During his vacation to Argentina in 1924–1925, he also had an intellectual contact with Victoria Ocampo, who was the publisher of the literary magazine ‘Sur’. Tagore died on August 7, 1941, at the age of eighty-one.
Tagore’s Legacy on the International Stage
Rabindranath Tagore’s global influence is unsurpassed, demonstrating his international appeal. Tagore, who received the Nobel Prize in Literature in 1913 for his work “Gitanjali,” became the voice of India’s spiritual history, transcending cultural and national barriers. His poetry and philosophical works struck a global chord, establishing him as India’s literary and cultural ambassador. This global recognition emphasised the universality of his ideas, firmly establishing him as a figure of enormous impact in international literature and philosophy. . Although he penned his poems in Bengali at first, English translations of several of his works were highly popular in the West, promoting the message of spiritual peace and harmony. His celebrity status led to invitations to give lectures and embark on continent-spanning friendship tours. In 1915, the British government knighted Tagore, but he resigned within a few years to protest their policy in India.
Only a few people realise that Sri Lanka’s national anthem is based on a Bengali song penned by Tagore in 1938. The Sinhalese translation of the song became their national anthem in 1951.
Ananda Samarakoon, a Tagore student at Visva-Bharati University, translated the lyrics of Nama Nama Sri Lanka Mata from Bengali to Sinhalese, making Tagore the only person to have written the national anthems of three countries.
Einstein’s and Tagore’s friendship
Albert Einstein and Tagore both loved music. Tagore and Albert Einstein met four times between 1930 and 1931, and they marked their conversations with curiosity about each other’s contributions, pursuit of truth, and love of music.
According to the New York Times, Tagore wrote of Einstein after their first meeting: ”There was nothing stiff about him—there was no cerebral aloofness. He appeared to be a man who appreciated human relationships, and he showed genuine concern and empathy towards me.”
Tagore displayed an unshakable commitment to his artistic endeavours, personal growth, and the pursuit of India’s liberation throughout his life, and his contributions have left an everlasting effect on Indian literature, music, and cultural legacy.
Tagore’s Importance in the Modern World
Rabindranath Tagore’s ideas on universalism, peace, and unity have significant relevance in an era fraught with global challenges. His advocacy for a world beyond political and cultural barriers resonates strongly today as societies grapple with issues of identity, conflict, and cooperation. Tagore’s vision, deeply rooted in humanism and a profound understanding of the interconnectedness of all life, offers insightful perspectives on addressing contemporary global issues.
Rabindranath Tagore: An Indian Diaspora Cultural Icon

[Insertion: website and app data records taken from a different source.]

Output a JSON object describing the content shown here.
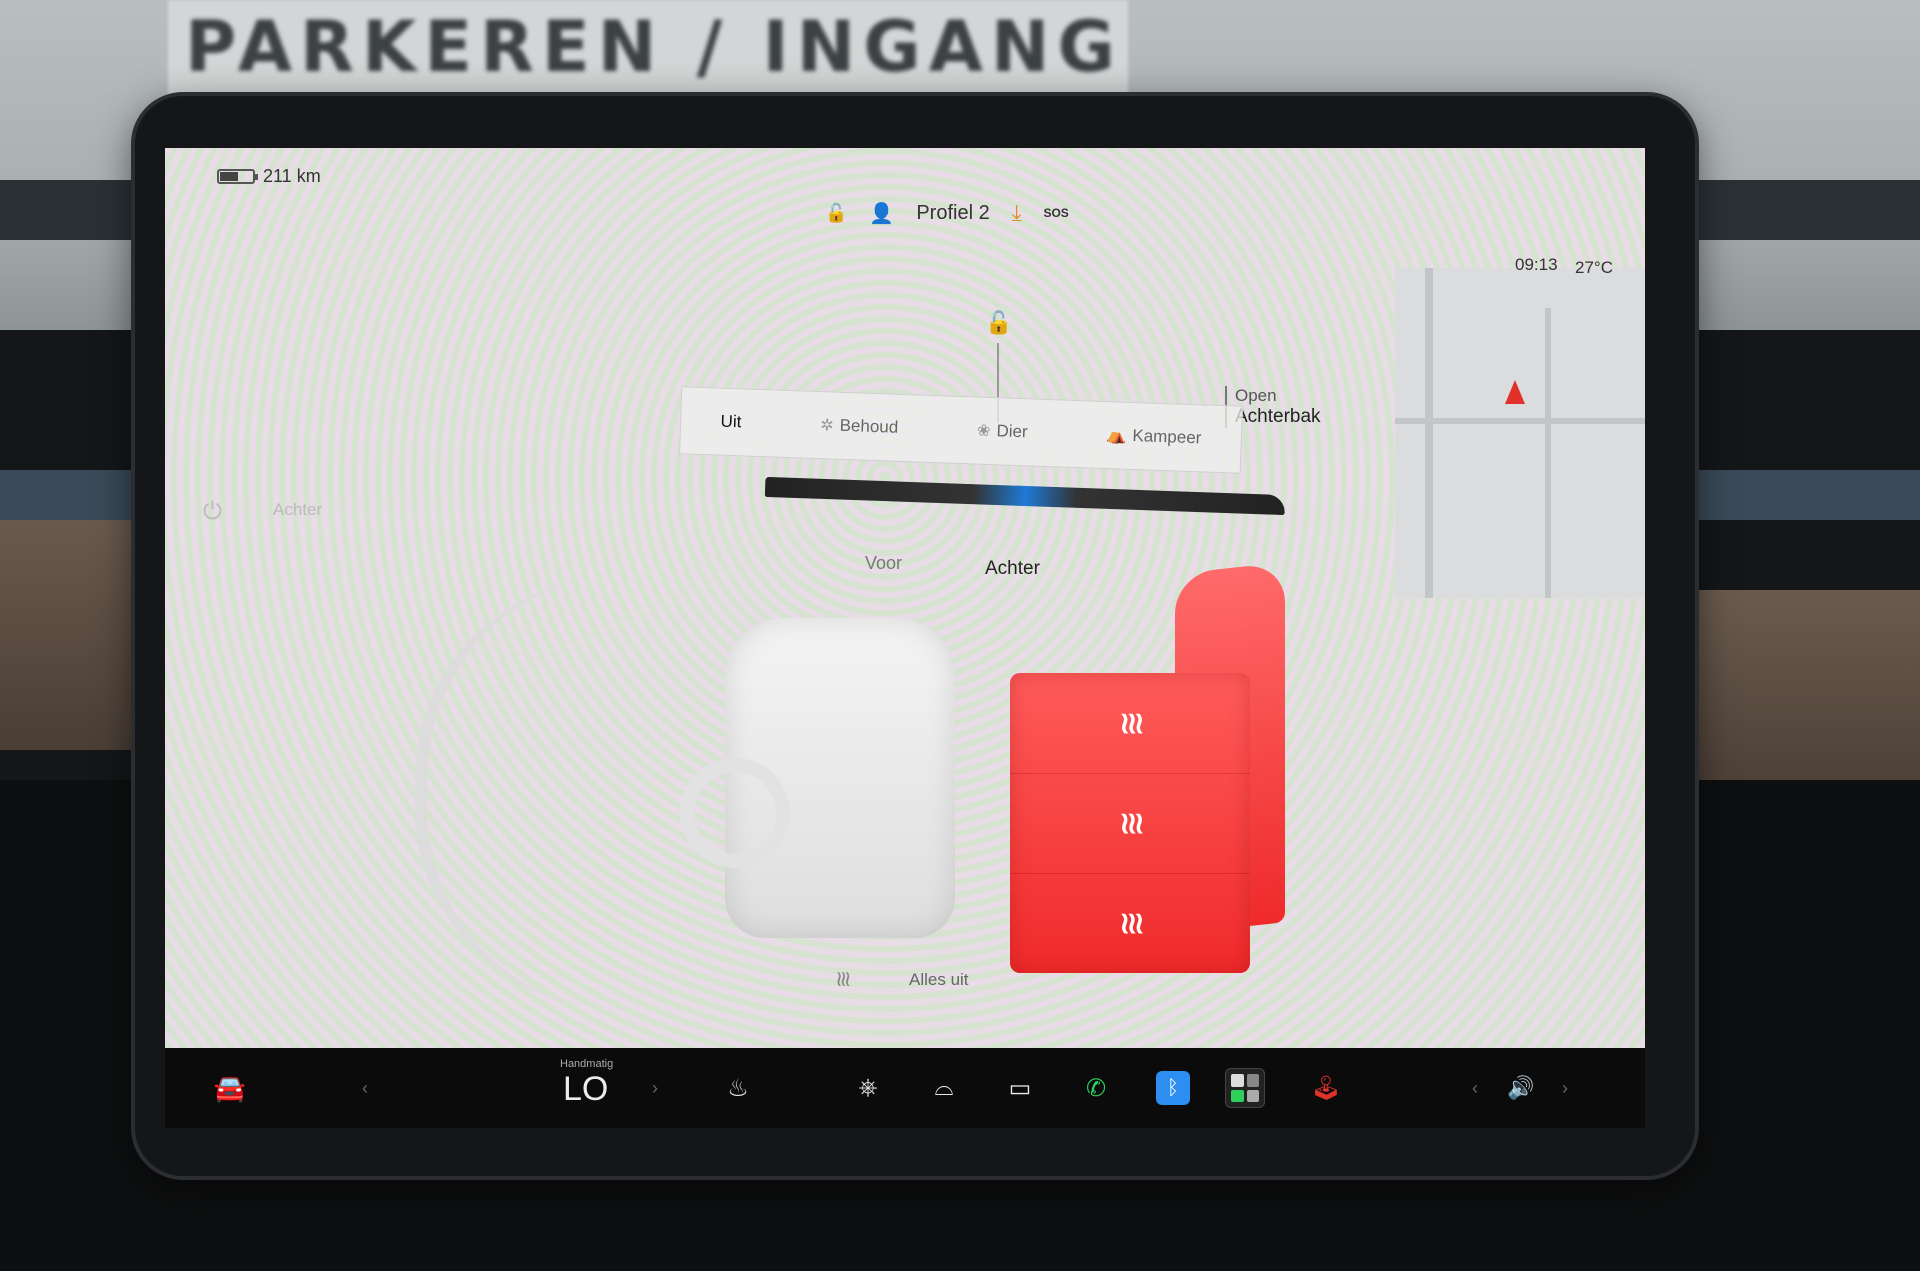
{
  "background": {
    "sign_text": "PARKEREN / INGANG"
  },
  "status": {
    "range": "211 km",
    "profile": "Profiel 2",
    "sos": "SOS",
    "time": "09:13",
    "temperature": "27°C"
  },
  "trunk": {
    "status_small": "Open",
    "status_big": "Achterbak"
  },
  "climate_modes": [
    {
      "label": "Uit",
      "icon": "",
      "active": true
    },
    {
      "label": "Behoud",
      "icon": "fan-icon",
      "active": false
    },
    {
      "label": "Dier",
      "icon": "paw-icon",
      "active": false
    },
    {
      "label": "Kampeer",
      "icon": "tent-icon",
      "active": false
    }
  ],
  "rear_control_ghost": "Achter",
  "zones": {
    "front": "Voor",
    "rear": "Achter"
  },
  "all_off": "Alles uit",
  "bottom_bar": {
    "temp_mode": "Handmatig",
    "temp_value": "LO"
  },
  "colors": {
    "seat_heat_active": "#f02a2a",
    "bluetooth": "#2b8ef0",
    "phone": "#2ed15a",
    "nav_arrow": "#e0322a"
  }
}
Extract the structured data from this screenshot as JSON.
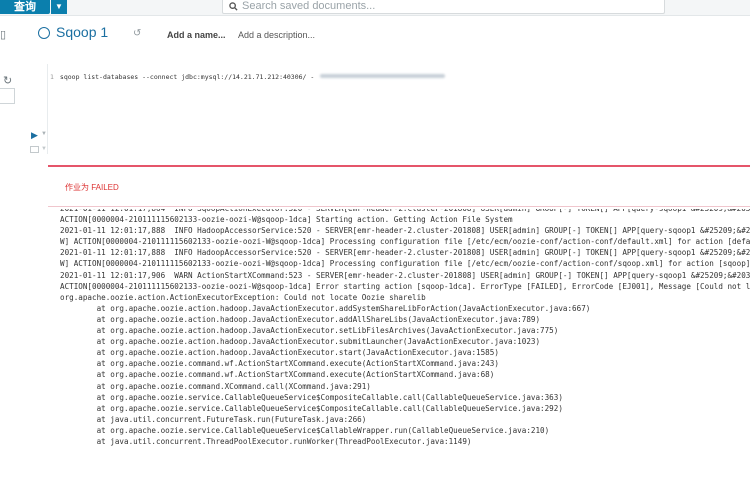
{
  "topbar": {
    "query_label": "查询",
    "search_placeholder": "Search saved documents..."
  },
  "document": {
    "title": "Sqoop 1",
    "add_name": "Add a name...",
    "add_description": "Add a description..."
  },
  "editor": {
    "line_number": "1",
    "code": "sqoop list-databases --connect jdbc:mysql://14.21.71.212:40306/ -"
  },
  "status": {
    "text": "作业为 FAILED",
    "color": "#dd3333"
  },
  "log_lines": [
    "2021-01-11 12:01:17,864  INFO SqoopActionExecutor:520 - SERVER[emr-header-2.cluster-201808] USER[admin] GROUP[-] TOKEN[] APP[query-sqoop1 &#25209;&#2031",
    "ACTION[0000004-210111115602133-oozie-oozi-W@sqoop-1dca] Starting action. Getting Action File System",
    "2021-01-11 12:01:17,888  INFO HadoopAccessorService:520 - SERVER[emr-header-2.cluster-201808] USER[admin] GROUP[-] TOKEN[] APP[query-sqoop1 &#25209;&#20",
    "W] ACTION[0000004-210111115602133-oozie-oozi-W@sqoop-1dca] Processing configuration file [/etc/ecm/oozie-conf/action-conf/default.xml] for action [defau",
    "2021-01-11 12:01:17,888  INFO HadoopAccessorService:520 - SERVER[emr-header-2.cluster-201808] USER[admin] GROUP[-] TOKEN[] APP[query-sqoop1 &#25209;&#20",
    "W] ACTION[0000004-210111115602133-oozie-oozi-W@sqoop-1dca] Processing configuration file [/etc/ecm/oozie-conf/action-conf/sqoop.xml] for action [sqoop]",
    "2021-01-11 12:01:17,906  WARN ActionStartXCommand:523 - SERVER[emr-header-2.cluster-201808] USER[admin] GROUP[-] TOKEN[] APP[query-sqoop1 &#25209;&#2031",
    "ACTION[0000004-210111115602133-oozie-oozi-W@sqoop-1dca] Error starting action [sqoop-1dca]. ErrorType [FAILED], ErrorCode [EJ001], Message [Could not lo",
    "org.apache.oozie.action.ActionExecutorException: Could not locate Oozie sharelib",
    "        at org.apache.oozie.action.hadoop.JavaActionExecutor.addSystemShareLibForAction(JavaActionExecutor.java:667)",
    "        at org.apache.oozie.action.hadoop.JavaActionExecutor.addAllShareLibs(JavaActionExecutor.java:789)",
    "        at org.apache.oozie.action.hadoop.JavaActionExecutor.setLibFilesArchives(JavaActionExecutor.java:775)",
    "        at org.apache.oozie.action.hadoop.JavaActionExecutor.submitLauncher(JavaActionExecutor.java:1023)",
    "        at org.apache.oozie.action.hadoop.JavaActionExecutor.start(JavaActionExecutor.java:1585)",
    "        at org.apache.oozie.command.wf.ActionStartXCommand.execute(ActionStartXCommand.java:243)",
    "        at org.apache.oozie.command.wf.ActionStartXCommand.execute(ActionStartXCommand.java:68)",
    "        at org.apache.oozie.command.XCommand.call(XCommand.java:291)",
    "        at org.apache.oozie.service.CallableQueueService$CompositeCallable.call(CallableQueueService.java:363)",
    "        at org.apache.oozie.service.CallableQueueService$CompositeCallable.call(CallableQueueService.java:292)",
    "        at java.util.concurrent.FutureTask.run(FutureTask.java:266)",
    "        at org.apache.oozie.service.CallableQueueService$CallableWrapper.run(CallableQueueService.java:210)",
    "        at java.util.concurrent.ThreadPoolExecutor.runWorker(ThreadPoolExecutor.java:1149)"
  ]
}
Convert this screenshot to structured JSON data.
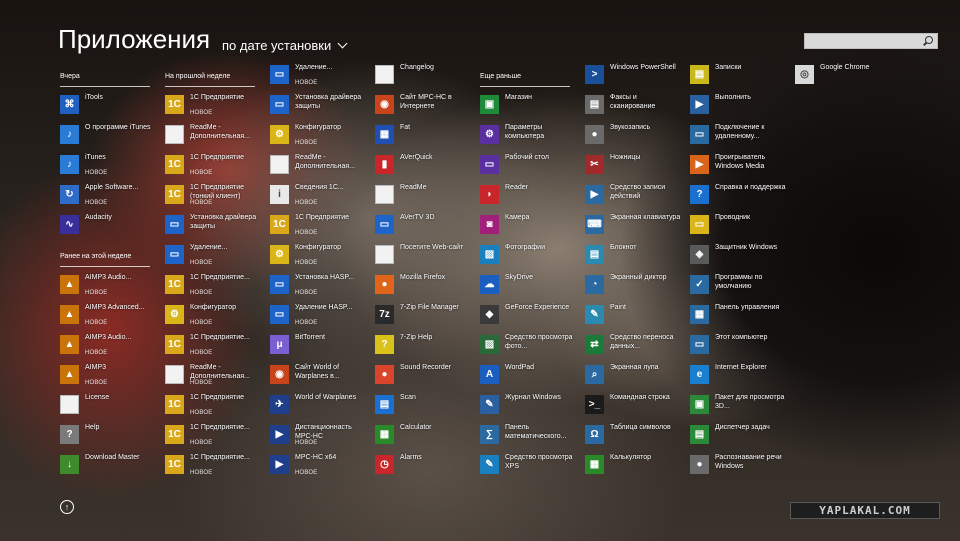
{
  "header": {
    "title": "Приложения",
    "sort_label": "по дате установки"
  },
  "search": {
    "placeholder": ""
  },
  "watermark": "YAPLAKAL.COM",
  "groups": [
    {
      "label": "Вчера"
    },
    {
      "label": "На прошлой неделе"
    },
    {
      "label": "Ранее на этой неделе"
    },
    {
      "label": "Еще раньше"
    }
  ],
  "apps": [
    {
      "name": "iTools",
      "new": "",
      "icon": "itools-icon",
      "color": "#1f5fbf"
    },
    {
      "name": "О программе iTunes",
      "new": "",
      "icon": "itunes-icon",
      "color": "#2a7bd6"
    },
    {
      "name": "iTunes",
      "new": "НОВОЕ",
      "icon": "itunes-icon",
      "color": "#2a7bd6"
    },
    {
      "name": "Apple Software...",
      "new": "НОВОЕ",
      "icon": "apple-update-icon",
      "color": "#2f6cc8"
    },
    {
      "name": "Audacity",
      "new": "",
      "icon": "audacity-icon",
      "color": "#3a2f9a"
    },
    {
      "name": "AIMP3 Audio...",
      "new": "НОВОЕ",
      "icon": "aimp-icon",
      "color": "#c8740a"
    },
    {
      "name": "AIMP3 Advanced...",
      "new": "НОВОЕ",
      "icon": "aimp-icon",
      "color": "#c8740a"
    },
    {
      "name": "AIMP3 Audio...",
      "new": "НОВОЕ",
      "icon": "aimp-icon",
      "color": "#c8740a"
    },
    {
      "name": "AIMP3",
      "new": "НОВОЕ",
      "icon": "aimp-icon",
      "color": "#c8740a"
    },
    {
      "name": "License",
      "new": "",
      "icon": "document-icon",
      "color": "#f2f2f2"
    },
    {
      "name": "Help",
      "new": "",
      "icon": "help-icon",
      "color": "#7a7a7a"
    },
    {
      "name": "Download Master",
      "new": "",
      "icon": "download-master-icon",
      "color": "#3f8a2a"
    },
    {
      "name": "1С Предприятие",
      "new": "НОВОЕ",
      "icon": "1c-icon",
      "color": "#d9a81a"
    },
    {
      "name": "ReadMe - Дополнительная...",
      "new": "",
      "icon": "document-icon",
      "color": "#f2f2f2"
    },
    {
      "name": "1С Предприятие",
      "new": "НОВОЕ",
      "icon": "1c-icon",
      "color": "#d9a81a"
    },
    {
      "name": "1С Предприятие (тонкий клиент)",
      "new": "НОВОЕ",
      "icon": "1c-icon",
      "color": "#d9a81a"
    },
    {
      "name": "Установка драйвера защиты",
      "new": "",
      "icon": "window-icon",
      "color": "#1e64c8"
    },
    {
      "name": "Удаление...",
      "new": "НОВОЕ",
      "icon": "window-icon",
      "color": "#1e64c8"
    },
    {
      "name": "1С Предприятие...",
      "new": "НОВОЕ",
      "icon": "1c-icon",
      "color": "#d9a81a"
    },
    {
      "name": "Конфигуратор",
      "new": "НОВОЕ",
      "icon": "config-icon",
      "color": "#d9b51a"
    },
    {
      "name": "1С Предприятие...",
      "new": "НОВОЕ",
      "icon": "1c-icon",
      "color": "#d9a81a"
    },
    {
      "name": "ReadMe - Дополнительная...",
      "new": "НОВОЕ",
      "icon": "document-icon",
      "color": "#f2f2f2"
    },
    {
      "name": "1С Предприятие",
      "new": "НОВОЕ",
      "icon": "1c-icon",
      "color": "#d9a81a"
    },
    {
      "name": "1С Предприятие...",
      "new": "НОВОЕ",
      "icon": "1c-icon",
      "color": "#d9a81a"
    },
    {
      "name": "1С Предприятие...",
      "new": "НОВОЕ",
      "icon": "1c-icon",
      "color": "#d9a81a"
    },
    {
      "name": "Удаление...",
      "new": "НОВОЕ",
      "icon": "window-icon",
      "color": "#1e64c8"
    },
    {
      "name": "Установка драйвера защиты",
      "new": "",
      "icon": "window-icon",
      "color": "#1e64c8"
    },
    {
      "name": "Конфигуратор",
      "new": "НОВОЕ",
      "icon": "config-icon",
      "color": "#d9b51a"
    },
    {
      "name": "ReadMe - Дополнительная...",
      "new": "",
      "icon": "document-icon",
      "color": "#f2f2f2"
    },
    {
      "name": "Сведения 1С...",
      "new": "НОВОЕ",
      "icon": "info-1c-icon",
      "color": "#e8e8e8"
    },
    {
      "name": "1С Предприятие",
      "new": "НОВОЕ",
      "icon": "1c-icon",
      "color": "#d9a81a"
    },
    {
      "name": "Конфигуратор",
      "new": "НОВОЕ",
      "icon": "config-icon",
      "color": "#d9b51a"
    },
    {
      "name": "Установка HASP...",
      "new": "НОВОЕ",
      "icon": "window-icon",
      "color": "#1e64c8"
    },
    {
      "name": "Удаление HASP...",
      "new": "НОВОЕ",
      "icon": "window-icon",
      "color": "#1e64c8"
    },
    {
      "name": "BitTorrent",
      "new": "",
      "icon": "bittorrent-icon",
      "color": "#7a5fd0"
    },
    {
      "name": "Сайт World of Warplanes в...",
      "new": "",
      "icon": "web-icon",
      "color": "#c8441a"
    },
    {
      "name": "World of Warplanes",
      "new": "",
      "icon": "warplanes-icon",
      "color": "#1f3f8a"
    },
    {
      "name": "Дистанционнасть MPC-HC",
      "new": "НОВОЕ",
      "icon": "mpc-icon",
      "color": "#1f3f8a"
    },
    {
      "name": "MPC-HC x64",
      "new": "НОВОЕ",
      "icon": "mpc-icon",
      "color": "#1f3f8a"
    },
    {
      "name": "Changelog",
      "new": "",
      "icon": "document-icon",
      "color": "#f2f2f2"
    },
    {
      "name": "Сайт MPC-HC в Интернете",
      "new": "",
      "icon": "web-icon",
      "color": "#c8441a"
    },
    {
      "name": "Fat",
      "new": "",
      "icon": "fat-icon",
      "color": "#1f4fb0"
    },
    {
      "name": "AVerQuick",
      "new": "",
      "icon": "averquick-icon",
      "color": "#c8262a"
    },
    {
      "name": "ReadMe",
      "new": "",
      "icon": "document-icon",
      "color": "#f2f2f2"
    },
    {
      "name": "AVerTV 3D",
      "new": "",
      "icon": "avertv-icon",
      "color": "#1e64c8"
    },
    {
      "name": "Посетите Web-сайт",
      "new": "",
      "icon": "document-icon",
      "color": "#f2f2f2"
    },
    {
      "name": "Mozilla Firefox",
      "new": "",
      "icon": "firefox-icon",
      "color": "#e0641a"
    },
    {
      "name": "7-Zip File Manager",
      "new": "",
      "icon": "7zip-icon",
      "color": "#2a2a2a"
    },
    {
      "name": "7-Zip Help",
      "new": "",
      "icon": "help-icon",
      "color": "#d9c21a"
    },
    {
      "name": "Sound Recorder",
      "new": "",
      "icon": "microphone-icon",
      "color": "#d9442a"
    },
    {
      "name": "Scan",
      "new": "",
      "icon": "scan-icon",
      "color": "#1a6fcf"
    },
    {
      "name": "Calculator",
      "new": "",
      "icon": "calculator-icon",
      "color": "#2a8a2a"
    },
    {
      "name": "Alarms",
      "new": "",
      "icon": "alarm-icon",
      "color": "#c8262a"
    },
    {
      "name": "Магазин",
      "new": "",
      "icon": "store-icon",
      "color": "#1f8a3a"
    },
    {
      "name": "Параметры компьютера",
      "new": "",
      "icon": "gear-icon",
      "color": "#5a2fa0"
    },
    {
      "name": "Рабочий стол",
      "new": "",
      "icon": "desktop-icon",
      "color": "#5a2fa0"
    },
    {
      "name": "Reader",
      "new": "",
      "icon": "reader-icon",
      "color": "#c8262a"
    },
    {
      "name": "Камера",
      "new": "",
      "icon": "camera-icon",
      "color": "#a0207a"
    },
    {
      "name": "Фотографии",
      "new": "",
      "icon": "photos-icon",
      "color": "#1a7fbf"
    },
    {
      "name": "SkyDrive",
      "new": "",
      "icon": "skydrive-icon",
      "color": "#1a5fbf"
    },
    {
      "name": "GeForce Experience",
      "new": "",
      "icon": "geforce-icon",
      "color": "#3a3a3a"
    },
    {
      "name": "Средство просмотра фото...",
      "new": "",
      "icon": "photo-viewer-icon",
      "color": "#2a6a3a"
    },
    {
      "name": "WordPad",
      "new": "",
      "icon": "wordpad-icon",
      "color": "#1a5fbf"
    },
    {
      "name": "Журнал Windows",
      "new": "",
      "icon": "journal-icon",
      "color": "#2a5fa0"
    },
    {
      "name": "Панель математического...",
      "new": "",
      "icon": "math-panel-icon",
      "color": "#2a6aa0"
    },
    {
      "name": "Средство просмотра XPS",
      "new": "",
      "icon": "xps-icon",
      "color": "#1a7fbf"
    },
    {
      "name": "Windows PowerShell",
      "new": "",
      "icon": "powershell-icon",
      "color": "#1a4f9a"
    },
    {
      "name": "Факсы и сканирование",
      "new": "",
      "icon": "fax-icon",
      "color": "#6a6a6a"
    },
    {
      "name": "Звукозапись",
      "new": "",
      "icon": "recorder-icon",
      "color": "#6a6a6a"
    },
    {
      "name": "Ножницы",
      "new": "",
      "icon": "snipping-icon",
      "color": "#a02a2a"
    },
    {
      "name": "Средство записи действий",
      "new": "",
      "icon": "steps-icon",
      "color": "#2a6aa0"
    },
    {
      "name": "Экранная клавиатура",
      "new": "",
      "icon": "keyboard-icon",
      "color": "#2a6aa0"
    },
    {
      "name": "Блокнот",
      "new": "",
      "icon": "notepad-icon",
      "color": "#2a8ab0"
    },
    {
      "name": "Экранный диктор",
      "new": "",
      "icon": "narrator-icon",
      "color": "#2a6aa0"
    },
    {
      "name": "Paint",
      "new": "",
      "icon": "paint-icon",
      "color": "#2a8ab0"
    },
    {
      "name": "Средство переноса данных...",
      "new": "",
      "icon": "transfer-icon",
      "color": "#1a7a3a"
    },
    {
      "name": "Экранная лупа",
      "new": "",
      "icon": "magnifier-icon",
      "color": "#2a6aa0"
    },
    {
      "name": "Командная строка",
      "new": "",
      "icon": "cmd-icon",
      "color": "#1a1a1a"
    },
    {
      "name": "Таблица символов",
      "new": "",
      "icon": "charmap-icon",
      "color": "#2a6aa0"
    },
    {
      "name": "Калькулятор",
      "new": "",
      "icon": "calculator-icon",
      "color": "#2a8a2a"
    },
    {
      "name": "Записки",
      "new": "",
      "icon": "sticky-notes-icon",
      "color": "#c8b81a"
    },
    {
      "name": "Выполнить",
      "new": "",
      "icon": "run-icon",
      "color": "#2a5fa0"
    },
    {
      "name": "Подключение к удаленному...",
      "new": "",
      "icon": "remote-desktop-icon",
      "color": "#2a6aa0"
    },
    {
      "name": "Проигрыватель Windows Media",
      "new": "",
      "icon": "media-player-icon",
      "color": "#d9641a"
    },
    {
      "name": "Справка и поддержка",
      "new": "",
      "icon": "help-icon",
      "color": "#1a6fcf"
    },
    {
      "name": "Проводник",
      "new": "",
      "icon": "explorer-icon",
      "color": "#d9b51a"
    },
    {
      "name": "Защитник Windows",
      "new": "",
      "icon": "defender-icon",
      "color": "#5a5a5a"
    },
    {
      "name": "Программы по умолчанию",
      "new": "",
      "icon": "default-programs-icon",
      "color": "#2a6aa0"
    },
    {
      "name": "Панель управления",
      "new": "",
      "icon": "control-panel-icon",
      "color": "#2a6aa0"
    },
    {
      "name": "Этот компьютер",
      "new": "",
      "icon": "computer-icon",
      "color": "#2a6aa0"
    },
    {
      "name": "Internet Explorer",
      "new": "",
      "icon": "ie-icon",
      "color": "#1a7fcf"
    },
    {
      "name": "Пакет для просмотра 3D...",
      "new": "",
      "icon": "3d-viewer-icon",
      "color": "#2a8a3a"
    },
    {
      "name": "Диспетчер задач",
      "new": "",
      "icon": "task-manager-icon",
      "color": "#2a8a3a"
    },
    {
      "name": "Распознавание речи Windows",
      "new": "",
      "icon": "speech-icon",
      "color": "#6a6a6a"
    },
    {
      "name": "Google Chrome",
      "new": "",
      "icon": "chrome-icon",
      "color": "#d9d9d9"
    }
  ]
}
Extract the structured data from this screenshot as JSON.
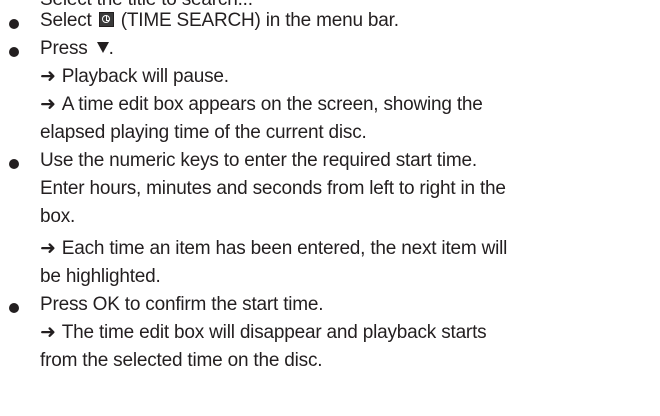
{
  "top_cut_text": "Select the title to search...",
  "steps": [
    {
      "lines": [
        {
          "before": "Select ",
          "icon": "clock-icon",
          "after": " (TIME SEARCH) in the menu bar."
        }
      ]
    },
    {
      "lines": [
        {
          "text": "Press ",
          "icon": "down-triangle-icon",
          "after": "."
        },
        {
          "arrow": "➜",
          "text": "Playback will pause."
        },
        {
          "arrow": "➜",
          "text": "A time edit box appears on the screen, showing the"
        },
        {
          "text": "elapsed playing time of the current disc."
        }
      ]
    },
    {
      "lines": [
        {
          "text": "Use the numeric keys to enter the required start time."
        },
        {
          "text": "Enter hours, minutes and seconds from left to right in the"
        },
        {
          "text": "box."
        },
        {
          "arrow": "➜",
          "text": "Each time an item has been entered, the next item will"
        },
        {
          "text": "be highlighted."
        }
      ]
    },
    {
      "lines": [
        {
          "text": "Press OK to confirm the start time."
        },
        {
          "arrow": "➜",
          "text": "The time edit box will disappear and playback starts"
        },
        {
          "text": "from the selected time on the disc."
        }
      ]
    }
  ]
}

Rabindranath Tagore’s works have been a cornerstone in maintaining cultural ties for the Indian diaspora, providing a sense of identity and belonging. His poetry, music, and literature resonate with themes of home, nostalgia, and universal values, providing emotional anchorage and a cultural connection for Indians abroad.
Tagore’s longevity and influence
Rabindranath Tagore’s legacy lives on in literature, education, music, and cultural dialogues around the world. His literary works continue to inspire writers and thinkers, while his educational philosophy at Visva-Bharati University remains a model for holistic and inclusive learning. Tagore’s music, particularly Rabindra Sangeet, remains integral to Bengali culture and beyond. Rabindranath Tagore, a Nobel laureate and cultural icon, continues to inspire and connect people around the world with his literary brilliance, profound educational philosophy, and rich musical legacy. Tagore’s works, deeply rooted in Indian culture yet transcending geographical boundaries, offer a timeless perspective on life, making him an enduring symbol of cultural pride and global unity.